Blanda poured it on as he connected with split end Bill Groman for a 66-yard TD and with Cannon once more for a six-yard score. The tally at the end of the first half was 35-6 and the veteran quarterback had set a new AFL record with five touchdown passes.
Three minutes into the third quarter, Blanda threw for his sixth touchdown, connecting with Groman on a 46-yard play. He tossed his seventh, tying the NFL record held at that point by Sid Luckman of the Bears and Philadelphia’s Adrian Burk, in the fourth quarter on a play that covered 11 yards to Groman.
Dorow, who was constantly harassed by the aggressive Houston defense, tossed a second TD pass, of 11 yards to TE Thurlow Cooper, to salvage a slight bit of pride for the Titans. Houston won by a final score of 49-13.
The Oilers rolled up 555 yards, to 347 for New York, and the Titans further hurt their cause by turning the ball over four times, as opposed to just once by Houston. There was plenty of aggressive play on both sides, and several fights broke out, including one that cleared both benches. Altogether, 18 penalties were called, resulting in 193 yards (11 for 128 yards on Houston, 7 for 65 yards on the Titans). Three players were ejected.
In throwing for seven touchdowns, George Blanda completed 20 of 32 passes for 418 yards and was picked off once. Three Houston receivers gained over 100 yards – Bill Groman led the group with 5 catches for 152 yards and three TDs, followed by Charley Hennigan, who caught 8 passes for 123 yards and a touchdown, and Billy Cannon added 122 yards on 7 receptions with three scores.

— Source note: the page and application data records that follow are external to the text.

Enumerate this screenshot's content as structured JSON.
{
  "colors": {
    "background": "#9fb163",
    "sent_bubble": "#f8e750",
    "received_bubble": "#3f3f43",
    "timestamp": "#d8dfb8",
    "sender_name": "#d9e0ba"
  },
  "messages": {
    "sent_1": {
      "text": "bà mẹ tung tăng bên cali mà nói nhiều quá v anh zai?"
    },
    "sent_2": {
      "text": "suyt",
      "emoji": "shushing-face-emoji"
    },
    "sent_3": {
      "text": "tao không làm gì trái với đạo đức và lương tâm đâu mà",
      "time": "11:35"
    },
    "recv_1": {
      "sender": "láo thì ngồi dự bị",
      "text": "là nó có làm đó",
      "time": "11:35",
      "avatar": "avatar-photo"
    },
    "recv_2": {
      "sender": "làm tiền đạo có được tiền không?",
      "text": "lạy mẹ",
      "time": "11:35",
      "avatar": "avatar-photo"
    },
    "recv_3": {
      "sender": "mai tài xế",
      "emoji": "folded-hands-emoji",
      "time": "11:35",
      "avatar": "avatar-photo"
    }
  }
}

Cannon added another 41 yards on 14 rushes, behind FB Charley Tolar, who gained 58 yards on 11 carries, and FB Dave Smith with 49 yards on six attempts.
For the visitors, Al Dorow went to the air 47 times and had 21 completions for 278 yards with two TDs and three interceptions. HB Dick Christy led the club with 7 catches for 103 yards out of the backfield. FB Bill Mathis ran for 68 yards on 14 carries.

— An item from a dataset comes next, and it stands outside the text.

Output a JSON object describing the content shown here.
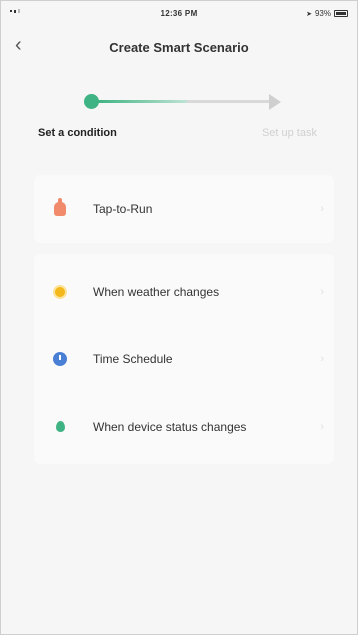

It was another big performance by the defending champions as they surged back into the Eastern Division race. Ultimately, the Oilers went undefeated the rest of the way, winning the division with a 10-3-1 record and again beating the Chargers for the AFL title. The Titans ended up in third place at 7-7.
The offense in particular achieved many superlatives. George Blanda threw 36 touchdown passes, exceeding the existing NFL record of 32, and also led the AFL in passing yards (3330), yards per attempt (9.2, almost two yards per pass better than the runners-up), yards per completion (17.8), and percentage of TD passes (9.9). Considering he had actually missed two full games due to being benched, it was an amazing overall performance. Blanda was selected as AFL Player of the Year by the Associated Press and UPI.
Bill Groman, with his three touchdown catches against New York, caught a TD pass in his 8th consecutive game. While he was shut out the next week, he ended up with 17 touchdown receptions to not only lead the league but tie the existing NFL record. Groman caught 50 passes for 1175 yards.
Charley Hennigan set a single-season record with 1746 receiving yards that not only was never beaten in the AFL, but wasn’t exceeded in the NFL until 1995. He ranked second in both receptions (82) and receiving touchdowns (12).
Billy Cannon led the AFL in rushing with 948 yards on 200 carries and was also the league’s all-purpose yardage leader with 2043. The 1959 Heisman Trophy-winner out of LSU scored a total of 15 touchdowns (6 rushing, 9 receiving). As his performance against the Titans demonstrated, Cannon was a potent pass receiving threat out of the backfield and caught 43 passes for 586 yards.